In this situation, centralized procurement could keep prices lower, potentially enabling more need-based allocation. But “could” and “potentially” are the operative words. If a central government has questionable motives or simply is incompetent, the calculus changes. As we have seen in Brazil, Mexico, Tanzania, and the US, when heads of government minimise the dangers of the pandemic, they can do considerable harm to their country’s response.
Among other failures, Brazil’s federal government seems to have had difficulty distributing ventilators it bought. In the United States, Republican-governed states have allegedly had easier access to central medical supplies than states where Democrats are in control. And in India, the central government imposed a stringent lockdown without making the necessary arrangements for millions of migrant workers, who were forced to flee the cities for their home villages. Families with children walked hundreds of miles, helped only by the kindness of strangers and local authorities, and potentially carrying the virus with them. A decentralized decision-making process might have allowed states that locked down later (because they initially had fewer cases) to learn better management from those that went first.
Given that extremes of centralization and decentralization can both be problematic; a coordinated middle ground may work best. The federal government might establish minimal standards for closing down and opening up, while leaving the actual decision to states and municipalities. That said, if there is to be a bias, it should be toward decentralization, following the principle of subsidiarity, whereby powers are delegated to the lowest-possible administrative level that will be effective.
There are important reasons to favor a carefully managed decentralisation. Not only do members of smaller political entities tend to face similar problems; they also typically demonstrate greater social and political solidarity, which makes it easier for them to engage with one another and find solutions.

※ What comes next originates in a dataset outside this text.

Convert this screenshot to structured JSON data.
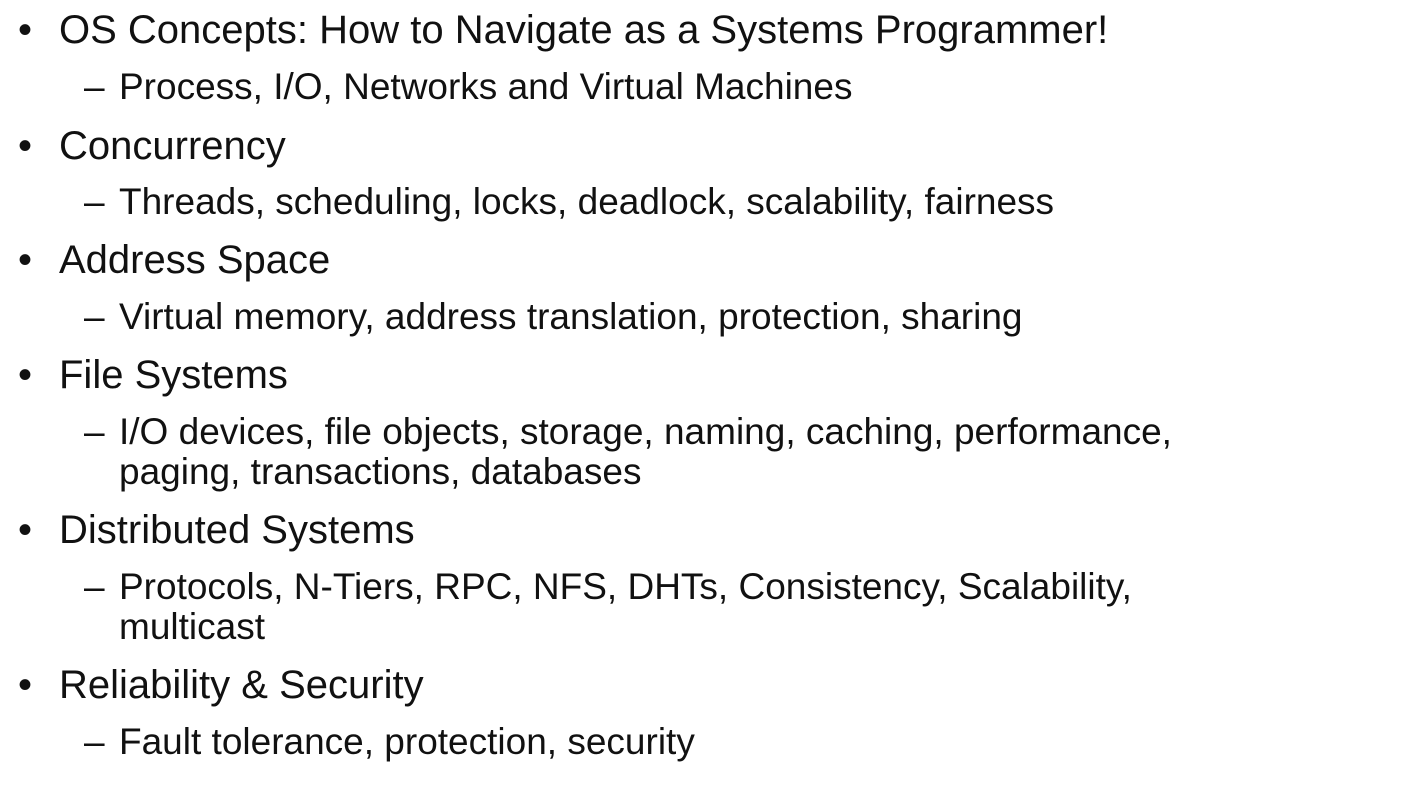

While local politics might occasionally resemble the Hatfield-McCoy feud of nineteenth-century Kentucky and West Virginia, it generally suffers less gridlock and antagonism than what one finds in central legislatures today. And people feel a greater sense of ownership over decisions taken by their locally elected or appointed bodies. This empowerment can help them devise policies to benefit from national and global markets, rather than being at their mercy.
This is why, as we prepare policies to aid the recovery and strengthen post-pandemic health, education, and regulatory systems, we should also think about who will make the decisions and where. For example, a fair share of stimulus spending on infrastructure should take the form of block grants to communities, which are in the best position to allocate funds according to need. And while national climate policies cannot be determined separately in every community, they can at least reflect a bottom-up consensus.
Rising authoritarianism around the world reflects widespread yearning for charismatic political leaders with whom ordinary people can identify with. Such demagogues have used their popular support to avoid constitutional checks and balances, taking their countries down ruinous paths. Expanding government further while limiting the risk of authoritarianism requires independently powerful bodies that also enjoy popular support. Constitutionally decentralizing more powers to regional and local government may be the way forward.
Raghuram G. Rajan, former Governor of the Reserve Bank of India, is Professor of Finance at the University of Chicago Booth School of Business and the author, most recently, of The Third Pillar: How Markets and the State Leave the Community Behind.
Copyright: Project Syndicate, 2020.